We all know that the reddish-brown haze that hangs over our cities signals poor air pollution from smog. But where and why does this phenomenon occur? Read on to find out.
What is smog?
Smog is a type of air pollution that reduces visibility. The term “smog” was coined in the 1900s as a portmanteau of the words “smoke” and “fog”. There are two main types of smog: photochemical and sulphurous.
Photochemical smog is most common in urban areas. It is produced through a reaction of sunlight with nitrogen oxides (NOx) and volatile organic compounds (VOCs) that originate from car exhaust, coal power plants, factory emissions, and other sources.
Sulphurous smog results from a high concentration of sulphur oxides (SOx) in the atmosphere from fossil fuels high in sulphur, such as coal. It is exacerbated by dampness and particulate matter (PM).
A meteorological phenomenon called temperature inversion can cause smog, especially in urban areas and in the wintertime due to the absence of wind. Normally, air temperature drops at higher altitudes. In the winter or at night, however, the atmospheric layer closest to the ground can be cooler than the air above it. During longer periods of high atmospheric pressure in the winter, the solar radiation heats up the air masses near the ground. This accumulated heat is lost at night due to lack of cloud cover, causing it to rise and subsequently trap the now-cool air at the ground. As a result, pollutants such as carbon monoxide (CO), nitrogen oxides (NOx), particulate matter (PM), and volatile organic compounds (VOCs) are now stuck at the ground level until the temperature changes.
Where does smog get its colour from?
The reddish-brown haze that so many people associate with poor air quality in their cities comes from the nitrogen oxides (NOx) in photochemical smog. Black smog comes from soot and smoke, which are composed of black carbon (BC) and particulate matter (PM). If the haze above your city appears to be blue, it could be primarily composed of ground-level ozone (O3), a pale blue gas that is a precursor of smog and a product of the so-called nitrogen cycle, in which nitrogen dioxide (NO2) is converted into ozone under the influence of sunlight.

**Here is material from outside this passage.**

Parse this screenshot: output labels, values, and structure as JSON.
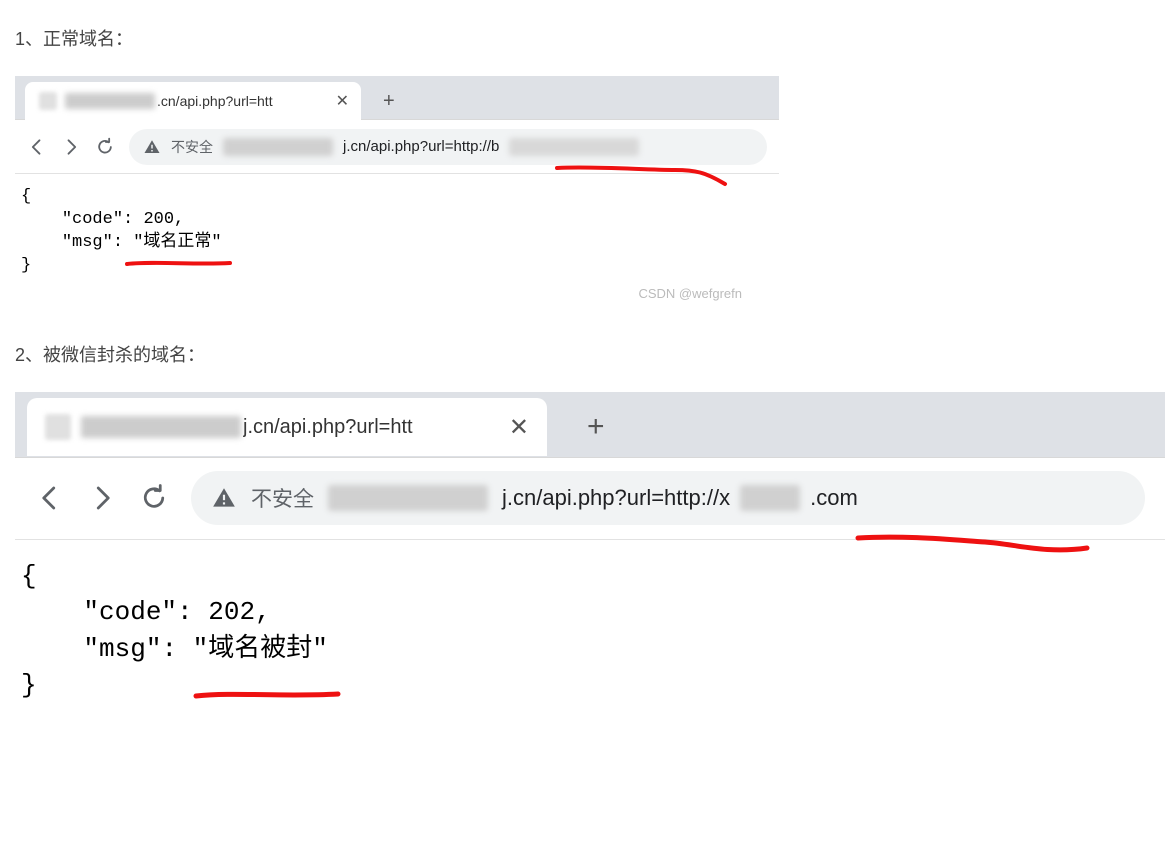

Smog also creates red sunsets. Typically, the colours of the sky result from sunlight deflecting off nitrogen and oxygen molecules in the air, a phenomenon known as Rayleigh scattering. Because the wavelengths of light aren’t scattered equally, the colours that one sees during the day (blue) versus at sunset (orange) are determined by the distance light has to travel, which affects how much of it is being deflected. Colours with shorter wavelengths are scattered the most, starting with violet, then blue, then green, and so on and so forth.
Aerosols generated from human activity add to the scattering of radiation, thus eliminating the cooler colours and the typical orange and yellow to result in beautiful, deep red sunsets.
How can smog be dealt with?
Every single one of the air pollutants that make up smog are harmful to human health and the environment. The best way to tackle urban air pollution, smog included, is to implement informed, targeted policies. To help with this, an effective city-wide air quality monitoring network is imperative. At Breeze Technologies, we offer high-end, lower cost, small form factor sensors that measure for all major air pollutants, including the ones that make up smog. The data is analyzed real time on our proprietary Environmental Intelligence Cloud, with comparisons to national and international air quality thresholds available so that cities can make the best decisions for cleaner air. Contact us today for more information to keep your skies blue!